BEGIN Task input
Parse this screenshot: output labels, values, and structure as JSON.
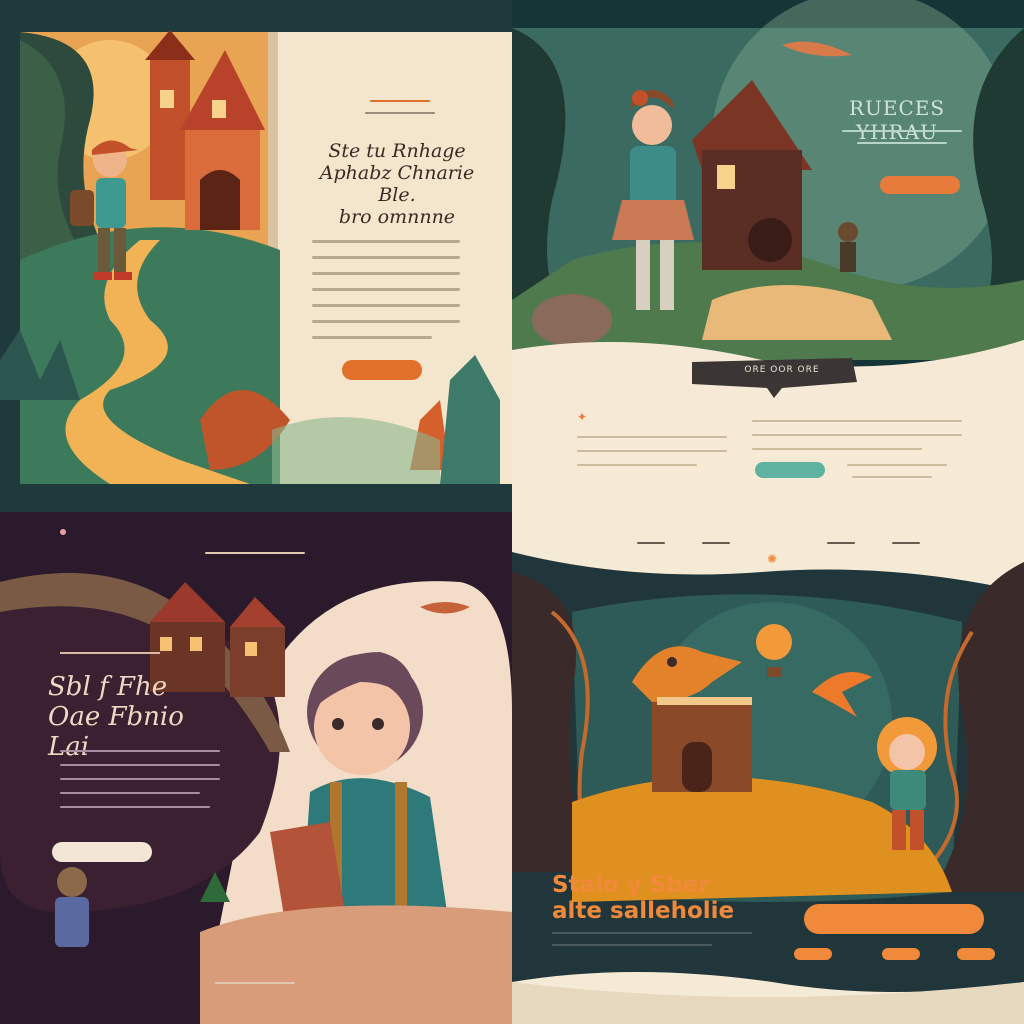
{
  "panels": [
    {
      "id": "top-left",
      "title_line1": "Ste tu Rnhage",
      "title_line2": "Aphabz Chnarie Ble.",
      "title_line3": "bro omnnne",
      "button": "",
      "colors": {
        "accent": "#e0702a",
        "paper": "#f4e6cc"
      }
    },
    {
      "id": "top-right",
      "title": "RUECES YHRAU",
      "sign": "ORE OOR ORE",
      "button": "",
      "colors": {
        "accent": "#e77b3a",
        "teal": "#5fb3a0"
      }
    },
    {
      "id": "bottom-left",
      "title_line1": "Sbl f Fhe",
      "title_line2": "Oae Fbnio Lai",
      "button": "",
      "colors": {
        "accent": "#e7a3a7",
        "bg": "#2a1a2c"
      }
    },
    {
      "id": "bottom-right",
      "title_line1": "Stalo y Sber",
      "title_line2": "alte salleholie",
      "button": "",
      "colors": {
        "accent": "#f08a3a",
        "bg": "#21363a"
      }
    }
  ]
}
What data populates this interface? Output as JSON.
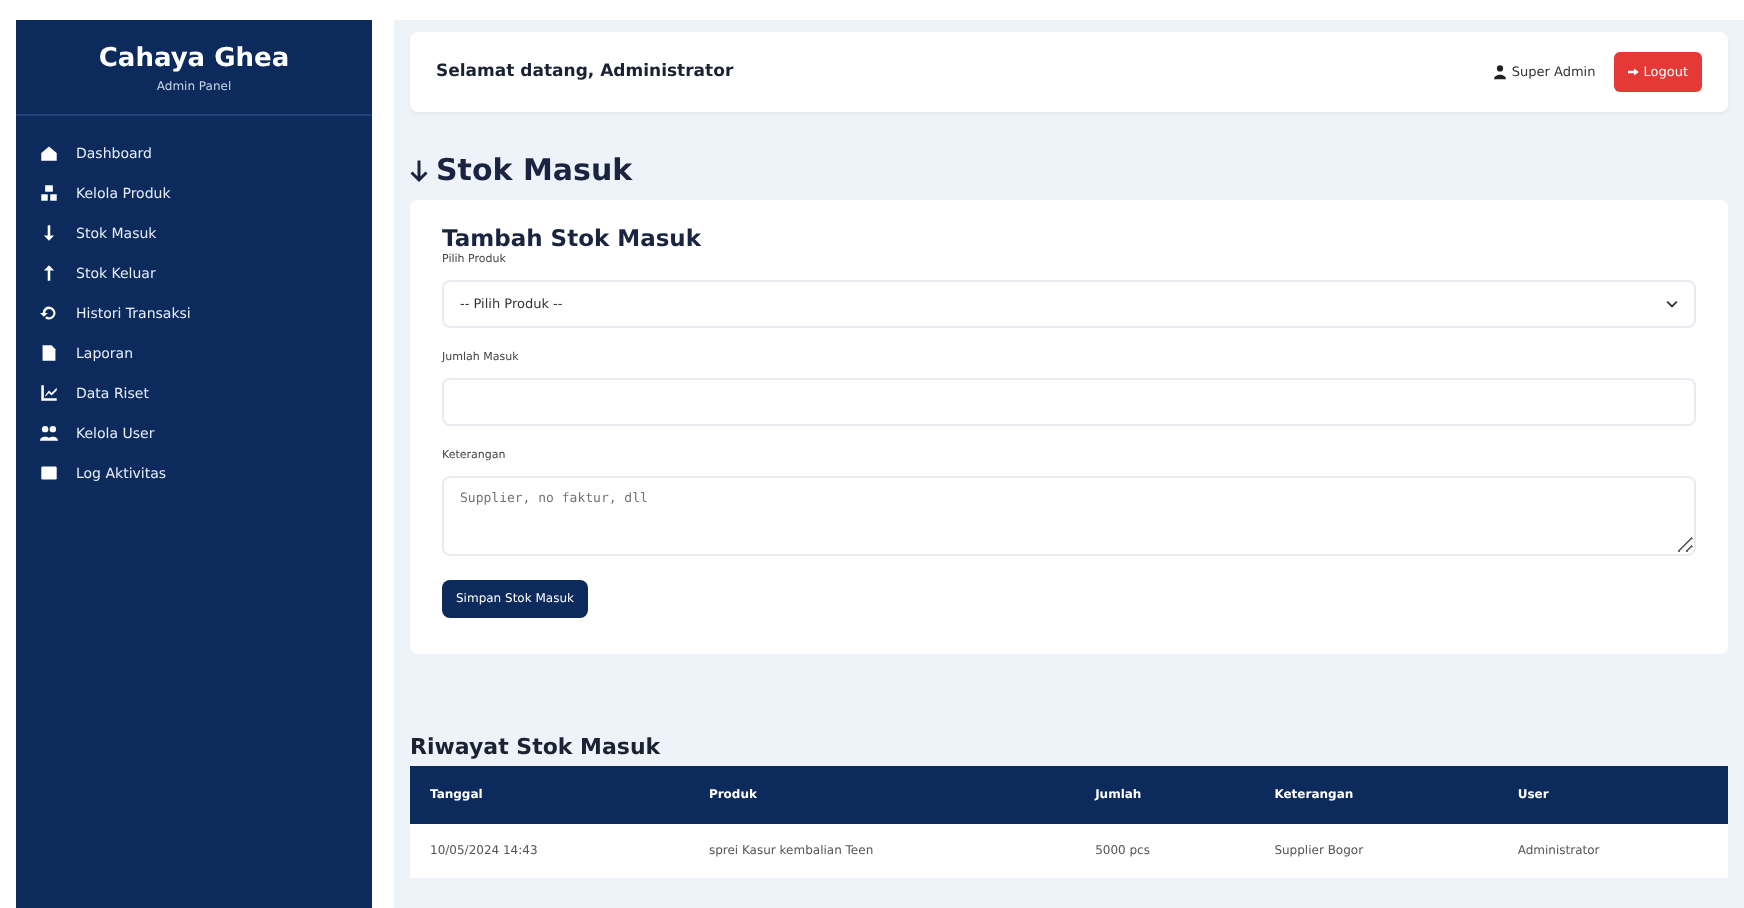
{
  "sidebar": {
    "brand": "Cahaya Ghea",
    "subtitle": "Admin Panel",
    "items": [
      {
        "label": "Dashboard"
      },
      {
        "label": "Kelola Produk"
      },
      {
        "label": "Stok Masuk"
      },
      {
        "label": "Stok Keluar"
      },
      {
        "label": "Histori Transaksi"
      },
      {
        "label": "Laporan"
      },
      {
        "label": "Data Riset"
      },
      {
        "label": "Kelola User"
      },
      {
        "label": "Log Aktivitas"
      }
    ]
  },
  "header": {
    "greeting": "Selamat datang, Administrator",
    "role": "Super Admin",
    "logout": "Logout"
  },
  "page_title": "Stok Masuk",
  "form": {
    "title": "Tambah Stok Masuk",
    "fields": [
      {
        "kind": "select",
        "label": "Pilih Produk",
        "value": "-- Pilih Produk --"
      },
      {
        "kind": "input",
        "label": "Jumlah Masuk"
      },
      {
        "kind": "textarea",
        "label": "Keterangan",
        "placeholder": "Supplier, no faktur, dll"
      }
    ],
    "submit": "Simpan Stok Masuk"
  },
  "history": {
    "title": "Riwayat Stok Masuk",
    "columns": [
      "Tanggal",
      "Produk",
      "Jumlah",
      "Keterangan",
      "User"
    ],
    "rows": [
      [
        "10/05/2024 14:43",
        "sprei Kasur kembalian Teen",
        "5000 pcs",
        "Supplier Bogor",
        "Administrator"
      ]
    ]
  }
}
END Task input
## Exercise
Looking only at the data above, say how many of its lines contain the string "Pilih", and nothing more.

## Exercise response
2